The committee also said it “anticipates that inflation over the medium term likely will run at or below its 2% objective.”
Policy makers such as St. Louis Fed President James Bullard have voiced concern about inflation running below their longer- run target of 2%. Their preferred gauge of inflation rose 1% from a year earlier in March, and Bullard was one of three regional Fed bank presidents who said last month that disinflation may warrant stepped-up stimulus.
Bullard has proposed the Fed alter purchases by $10 billion to $15 billion per meeting depending on the outlook for the economy. Fed Vice Chairman Janet Yellen and New York Fed President William C. Dudley have backed the idea of adjusting purchases, without providing an estimate of how much to shrink or enlarge them at each step.
The purchases will remain divided between $40 billion a month of mortgage-backed securities and $45 billion a month of Treasury securities. The central bank also will continue reinvesting the proceeds from maturing debt, according to today’s statement.
Kansas City Fed President Esther George dissented for the third meeting in a row, saying the continued “high level of monetary accommodation increased the risks of future economic and financial imbalances.”
None of the 47 economists in an April 25-29 Bloomberg survey expected the central bank to alter the pace of purchases at today’s meeting. Only one of the economists surveyed expected the Fed to expand purchases, and the others said the Fed’s first move would be to shrink or end them entirely.
Fed officials are seeking to avert a repeat of the last three years, when a summer slump scuttled optimism about the economy’s strength. In each of those instances, the Fed planned to end stimulus programs early in the year, only to boost accommodation after growth lagged behind its forecasts.

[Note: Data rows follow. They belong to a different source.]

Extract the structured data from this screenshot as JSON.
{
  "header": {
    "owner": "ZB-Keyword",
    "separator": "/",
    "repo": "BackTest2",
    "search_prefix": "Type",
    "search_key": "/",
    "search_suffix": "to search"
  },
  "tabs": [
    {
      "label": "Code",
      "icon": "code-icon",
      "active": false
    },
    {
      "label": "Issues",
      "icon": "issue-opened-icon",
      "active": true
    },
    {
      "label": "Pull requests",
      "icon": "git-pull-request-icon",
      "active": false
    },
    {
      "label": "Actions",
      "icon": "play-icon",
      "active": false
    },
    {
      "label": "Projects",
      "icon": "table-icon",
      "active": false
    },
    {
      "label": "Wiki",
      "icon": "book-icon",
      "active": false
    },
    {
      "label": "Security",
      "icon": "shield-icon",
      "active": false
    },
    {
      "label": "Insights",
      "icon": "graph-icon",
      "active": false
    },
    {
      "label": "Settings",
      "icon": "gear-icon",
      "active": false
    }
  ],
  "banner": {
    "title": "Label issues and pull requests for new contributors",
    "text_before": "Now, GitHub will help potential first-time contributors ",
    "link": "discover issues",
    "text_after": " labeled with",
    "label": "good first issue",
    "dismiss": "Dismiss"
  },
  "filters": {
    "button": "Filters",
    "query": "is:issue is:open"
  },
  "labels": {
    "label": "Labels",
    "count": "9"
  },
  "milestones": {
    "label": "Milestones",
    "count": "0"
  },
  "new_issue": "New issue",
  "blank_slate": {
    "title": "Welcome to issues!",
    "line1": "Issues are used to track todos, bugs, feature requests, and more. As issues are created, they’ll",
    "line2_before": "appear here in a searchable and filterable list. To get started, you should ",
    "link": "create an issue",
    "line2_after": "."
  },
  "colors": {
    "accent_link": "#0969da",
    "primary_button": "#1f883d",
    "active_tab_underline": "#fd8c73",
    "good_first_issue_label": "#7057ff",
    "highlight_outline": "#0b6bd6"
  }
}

The economy expanded at a 2.5% annualized rate in the first quarter, the Commerce Department said last week. The gain followed a 0.4% fourth-quarter advance, and it trailed the 3% gain that was the median estimate of 86 economists surveyed by Bloomberg.